◆ Problem description: Scan the listing below for the word "heading" and copy every line where it occurs.

┄┄┄┄┄┄┄┄┄┄

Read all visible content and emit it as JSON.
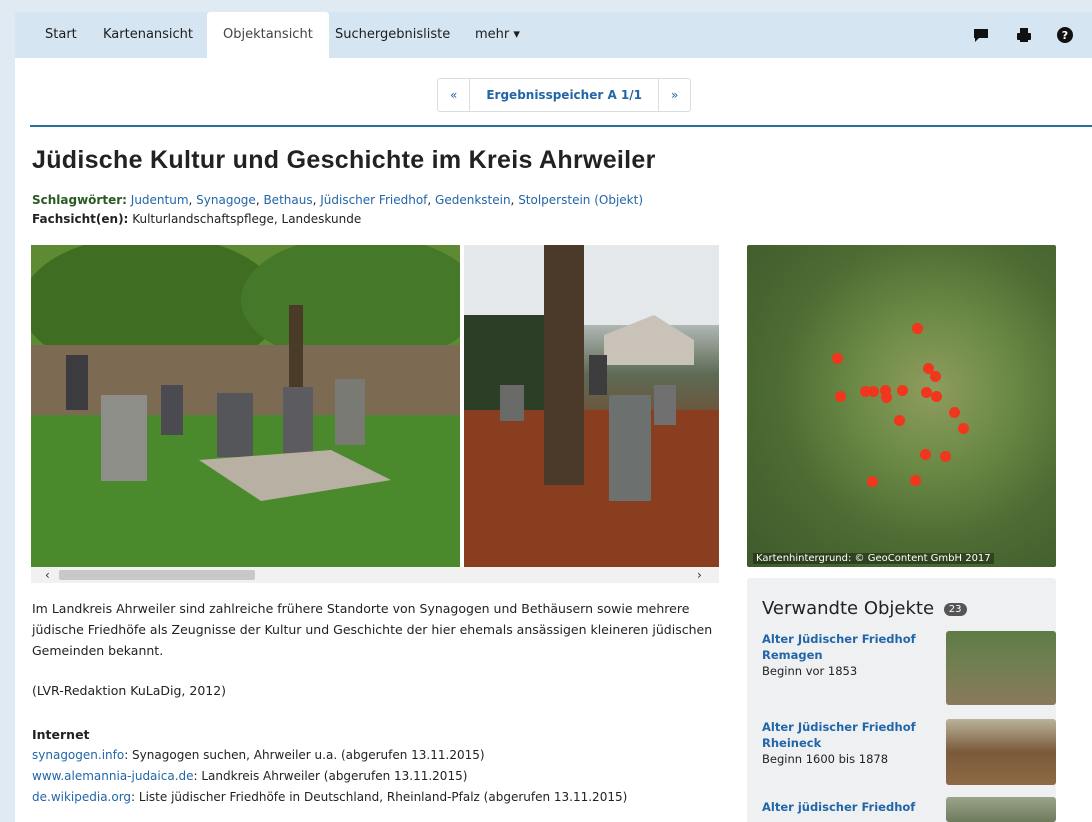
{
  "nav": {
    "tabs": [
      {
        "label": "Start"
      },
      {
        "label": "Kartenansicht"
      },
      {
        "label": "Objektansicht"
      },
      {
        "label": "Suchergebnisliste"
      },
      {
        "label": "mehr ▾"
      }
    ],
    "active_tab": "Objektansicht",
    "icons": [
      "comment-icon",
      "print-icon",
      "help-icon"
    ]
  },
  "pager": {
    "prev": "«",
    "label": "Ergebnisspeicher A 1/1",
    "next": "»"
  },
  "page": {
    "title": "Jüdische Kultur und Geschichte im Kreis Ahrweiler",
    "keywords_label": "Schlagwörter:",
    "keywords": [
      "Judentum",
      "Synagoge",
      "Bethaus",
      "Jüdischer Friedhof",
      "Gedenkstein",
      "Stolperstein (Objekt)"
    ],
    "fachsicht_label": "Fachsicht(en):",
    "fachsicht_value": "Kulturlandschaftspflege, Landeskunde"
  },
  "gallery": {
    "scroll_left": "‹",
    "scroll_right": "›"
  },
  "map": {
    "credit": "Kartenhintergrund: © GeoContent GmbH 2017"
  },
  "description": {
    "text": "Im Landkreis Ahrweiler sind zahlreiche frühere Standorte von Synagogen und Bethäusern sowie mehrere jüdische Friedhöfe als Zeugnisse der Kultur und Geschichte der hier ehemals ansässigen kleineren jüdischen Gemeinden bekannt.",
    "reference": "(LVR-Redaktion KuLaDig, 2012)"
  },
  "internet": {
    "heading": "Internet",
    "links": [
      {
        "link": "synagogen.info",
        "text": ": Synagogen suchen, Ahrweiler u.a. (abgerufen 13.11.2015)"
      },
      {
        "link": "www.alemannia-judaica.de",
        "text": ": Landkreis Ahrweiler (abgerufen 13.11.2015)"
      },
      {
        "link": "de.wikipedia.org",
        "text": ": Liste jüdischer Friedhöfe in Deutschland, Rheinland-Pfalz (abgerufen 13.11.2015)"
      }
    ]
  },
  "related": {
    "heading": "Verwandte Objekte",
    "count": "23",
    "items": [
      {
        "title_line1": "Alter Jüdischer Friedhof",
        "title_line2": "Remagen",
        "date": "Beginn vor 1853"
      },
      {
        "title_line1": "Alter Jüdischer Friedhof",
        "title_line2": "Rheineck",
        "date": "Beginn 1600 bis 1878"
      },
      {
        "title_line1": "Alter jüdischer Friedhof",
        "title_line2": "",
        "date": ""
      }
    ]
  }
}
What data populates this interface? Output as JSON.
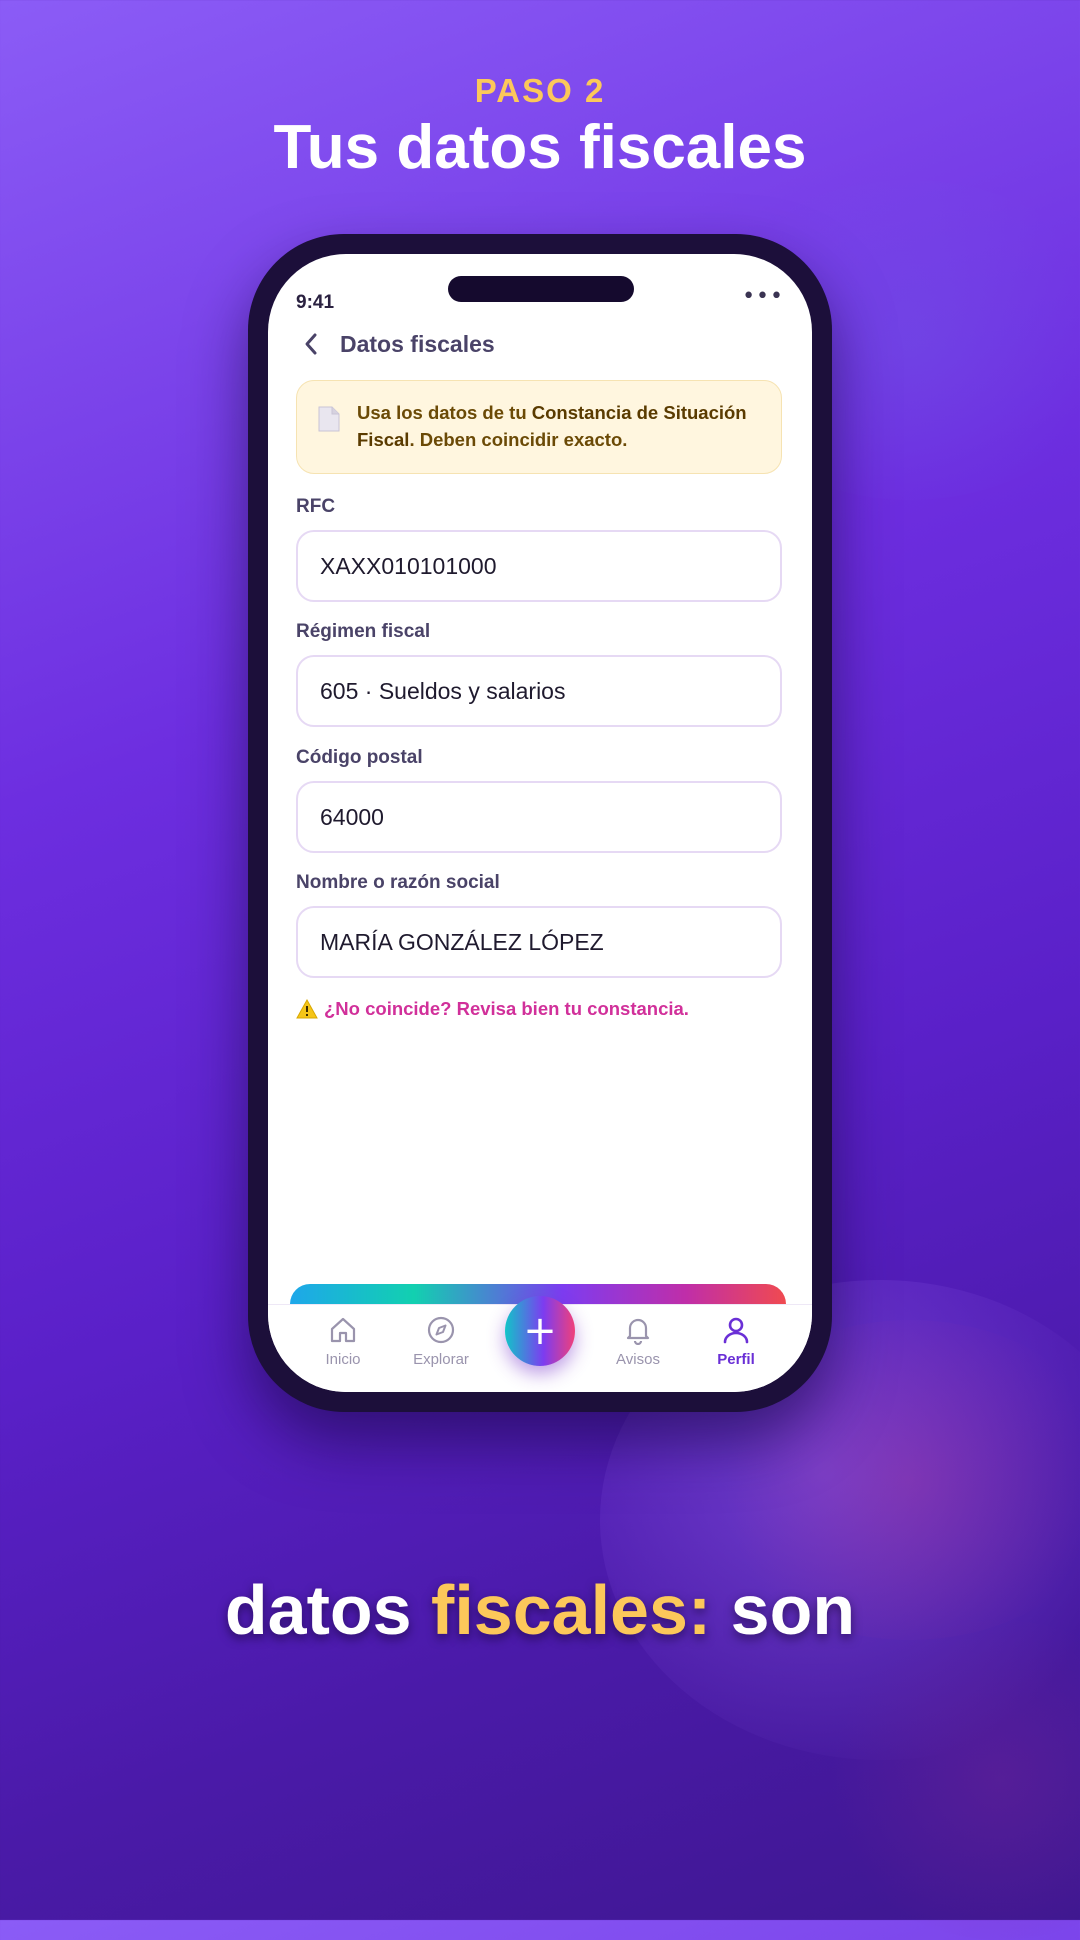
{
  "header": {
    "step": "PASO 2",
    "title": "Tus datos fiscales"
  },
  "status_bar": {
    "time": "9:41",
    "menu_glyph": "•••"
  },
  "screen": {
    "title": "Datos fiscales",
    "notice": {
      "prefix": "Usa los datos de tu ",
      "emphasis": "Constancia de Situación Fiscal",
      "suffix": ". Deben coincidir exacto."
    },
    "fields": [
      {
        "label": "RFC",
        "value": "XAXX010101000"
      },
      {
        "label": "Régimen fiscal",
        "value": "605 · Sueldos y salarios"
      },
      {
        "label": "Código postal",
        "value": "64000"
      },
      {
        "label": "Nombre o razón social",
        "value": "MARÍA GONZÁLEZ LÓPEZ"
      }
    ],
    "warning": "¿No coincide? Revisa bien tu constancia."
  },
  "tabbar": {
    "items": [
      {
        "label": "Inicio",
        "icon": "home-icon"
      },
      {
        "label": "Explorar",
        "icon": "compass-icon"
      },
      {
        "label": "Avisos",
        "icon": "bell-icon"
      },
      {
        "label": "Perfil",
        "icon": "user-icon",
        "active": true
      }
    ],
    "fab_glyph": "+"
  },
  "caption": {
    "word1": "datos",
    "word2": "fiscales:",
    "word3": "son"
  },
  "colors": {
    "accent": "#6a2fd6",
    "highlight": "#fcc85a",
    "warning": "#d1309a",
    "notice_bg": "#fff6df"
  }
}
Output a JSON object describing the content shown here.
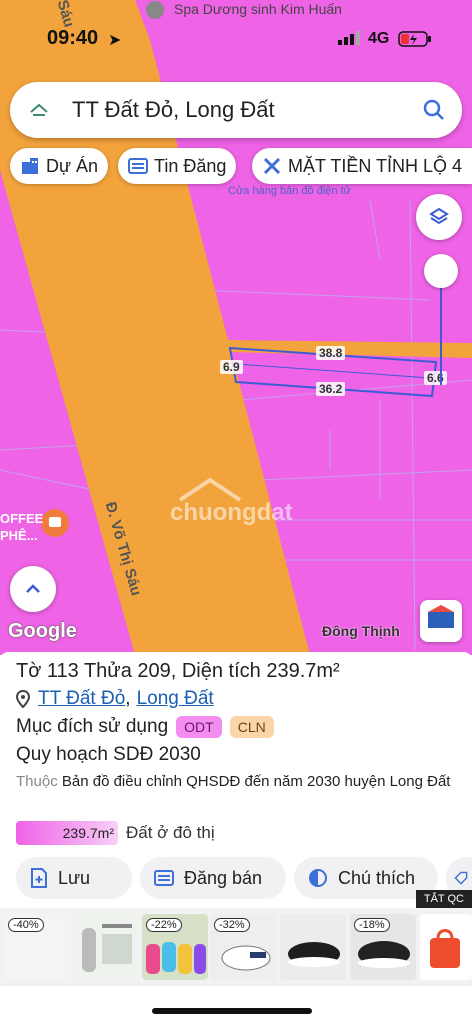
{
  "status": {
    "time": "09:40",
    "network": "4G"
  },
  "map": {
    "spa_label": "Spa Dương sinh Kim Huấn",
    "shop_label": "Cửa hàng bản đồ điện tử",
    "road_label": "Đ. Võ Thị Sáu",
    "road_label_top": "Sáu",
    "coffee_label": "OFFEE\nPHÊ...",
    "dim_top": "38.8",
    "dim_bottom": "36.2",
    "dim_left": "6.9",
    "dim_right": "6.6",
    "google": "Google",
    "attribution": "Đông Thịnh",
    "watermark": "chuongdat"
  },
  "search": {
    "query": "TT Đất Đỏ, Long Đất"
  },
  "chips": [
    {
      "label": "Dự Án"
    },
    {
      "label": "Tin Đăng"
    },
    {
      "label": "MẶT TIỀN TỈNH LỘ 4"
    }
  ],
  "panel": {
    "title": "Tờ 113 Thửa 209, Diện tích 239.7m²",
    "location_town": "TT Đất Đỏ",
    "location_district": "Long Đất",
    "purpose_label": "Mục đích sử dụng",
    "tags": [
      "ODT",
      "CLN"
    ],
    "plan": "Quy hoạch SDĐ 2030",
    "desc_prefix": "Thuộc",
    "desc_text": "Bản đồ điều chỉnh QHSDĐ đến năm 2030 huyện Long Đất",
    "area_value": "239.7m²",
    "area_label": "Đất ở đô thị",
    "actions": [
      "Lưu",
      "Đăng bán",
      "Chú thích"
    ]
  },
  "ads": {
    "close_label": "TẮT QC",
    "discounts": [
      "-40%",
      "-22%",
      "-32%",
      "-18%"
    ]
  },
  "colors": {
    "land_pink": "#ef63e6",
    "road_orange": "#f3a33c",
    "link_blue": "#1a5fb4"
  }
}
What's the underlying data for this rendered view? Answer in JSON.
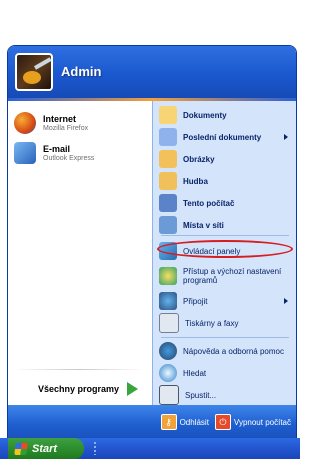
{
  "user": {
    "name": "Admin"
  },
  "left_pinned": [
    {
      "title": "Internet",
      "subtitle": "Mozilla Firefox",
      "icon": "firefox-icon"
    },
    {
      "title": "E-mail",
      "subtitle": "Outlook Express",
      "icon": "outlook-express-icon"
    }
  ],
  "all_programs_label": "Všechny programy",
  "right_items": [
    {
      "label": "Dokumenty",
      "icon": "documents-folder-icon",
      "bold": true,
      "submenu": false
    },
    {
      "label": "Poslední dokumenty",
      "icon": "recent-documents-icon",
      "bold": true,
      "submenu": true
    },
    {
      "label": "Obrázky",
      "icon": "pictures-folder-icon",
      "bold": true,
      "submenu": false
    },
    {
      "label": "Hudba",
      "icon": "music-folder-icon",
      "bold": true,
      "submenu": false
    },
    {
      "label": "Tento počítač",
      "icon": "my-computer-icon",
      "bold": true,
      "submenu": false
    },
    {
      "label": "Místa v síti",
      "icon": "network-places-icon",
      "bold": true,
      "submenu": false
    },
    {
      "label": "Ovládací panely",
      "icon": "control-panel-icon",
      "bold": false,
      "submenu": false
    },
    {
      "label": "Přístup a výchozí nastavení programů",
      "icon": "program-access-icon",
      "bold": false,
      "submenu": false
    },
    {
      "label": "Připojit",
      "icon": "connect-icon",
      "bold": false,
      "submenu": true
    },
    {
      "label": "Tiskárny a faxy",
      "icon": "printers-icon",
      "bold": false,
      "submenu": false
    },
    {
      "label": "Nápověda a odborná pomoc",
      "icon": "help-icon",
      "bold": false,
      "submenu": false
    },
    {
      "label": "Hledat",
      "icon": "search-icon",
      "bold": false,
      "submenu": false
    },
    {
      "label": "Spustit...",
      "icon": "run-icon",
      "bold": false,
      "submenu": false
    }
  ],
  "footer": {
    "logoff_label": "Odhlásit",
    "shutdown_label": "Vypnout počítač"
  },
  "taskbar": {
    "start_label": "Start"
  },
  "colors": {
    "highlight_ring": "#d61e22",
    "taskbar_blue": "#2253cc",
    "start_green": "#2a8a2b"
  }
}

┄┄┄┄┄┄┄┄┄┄

◆ Response to the task:
    "heading": "Internet",
    "heading": "Verwandte Objekte",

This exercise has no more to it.